Graphics of this game are nice. The mission briefings are extremely well drawn and the ingame action is clean and smoothly drawn. The intro, although some animations in it are a bit choppy, it is quickly looked over ,especially since the rest of its quality is superb to the standards of its time.
Music and sound are terrific for its time as well. Music is of top-notch quality, even to today's standards. Same goes for the speech and sound effects. It might not be surround, but the stereo sound certainly doesn't take down on the atmosphere of the game.
A few downers for Warcraft are obviously known by Blizzard, as they fixed those in Warcraft II, but it feels slightly odd in number I. To move a unit, you always have to select the Move icon before moving it. The few seconds this takes can be decisive for the outcome of your mission. Another thing is that you can't select more than four troops in a group, so attacking with large groups will take alot of time, as you'll need to select each small group of four, give them the same order as before and hope the troups before will manage until enough others have arrived. These reduce the gameplay slightly, but not so much anybody with some strategic insight can't overcome these slight problems. At the end, it adds to the challenge.
Any gamer can't be a true gamer without having played Warcraft, so if you concider yourself a gamer, grab this game. If you already have played it, you'll know why. Otherwise, you're not a true gamer and need to get it in order to get closer to becoming one.
The CD version of Warcraft seems to hang at the main menu unless you press the ALT-TAB key combination to leave the DOS window (this will not exit the game on either Windows XP or DOSBox), then simply select the window (it may have minimized to the taskbar). You will now be able to enjoy the game without interruption!

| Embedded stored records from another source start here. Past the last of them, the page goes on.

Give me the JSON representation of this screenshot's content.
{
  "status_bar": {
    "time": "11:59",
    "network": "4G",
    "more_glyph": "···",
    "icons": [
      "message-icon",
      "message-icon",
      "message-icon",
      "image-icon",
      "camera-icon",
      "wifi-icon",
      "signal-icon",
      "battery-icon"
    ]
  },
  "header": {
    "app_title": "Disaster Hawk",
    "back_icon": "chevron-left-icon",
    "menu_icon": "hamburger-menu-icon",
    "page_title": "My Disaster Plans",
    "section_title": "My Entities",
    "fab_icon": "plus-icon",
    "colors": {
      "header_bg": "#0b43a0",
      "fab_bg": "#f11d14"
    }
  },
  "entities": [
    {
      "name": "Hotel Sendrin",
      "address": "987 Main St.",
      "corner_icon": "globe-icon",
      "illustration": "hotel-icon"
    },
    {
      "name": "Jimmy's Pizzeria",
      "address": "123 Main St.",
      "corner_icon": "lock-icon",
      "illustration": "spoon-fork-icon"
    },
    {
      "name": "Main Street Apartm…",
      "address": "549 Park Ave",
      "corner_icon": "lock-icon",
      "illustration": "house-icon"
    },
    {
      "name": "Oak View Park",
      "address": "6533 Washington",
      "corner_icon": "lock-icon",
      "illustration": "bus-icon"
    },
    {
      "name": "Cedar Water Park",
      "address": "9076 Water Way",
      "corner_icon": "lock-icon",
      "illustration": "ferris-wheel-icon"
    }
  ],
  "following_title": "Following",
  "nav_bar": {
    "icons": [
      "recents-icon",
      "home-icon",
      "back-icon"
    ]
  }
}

The CD version of Warcraft also comes with the Warcraft Unit Editor (run by opening WAR_EDIT.EXE), which allows you to create and edit your own units. However, this has not been tested, so there are no guarantees on how it will run.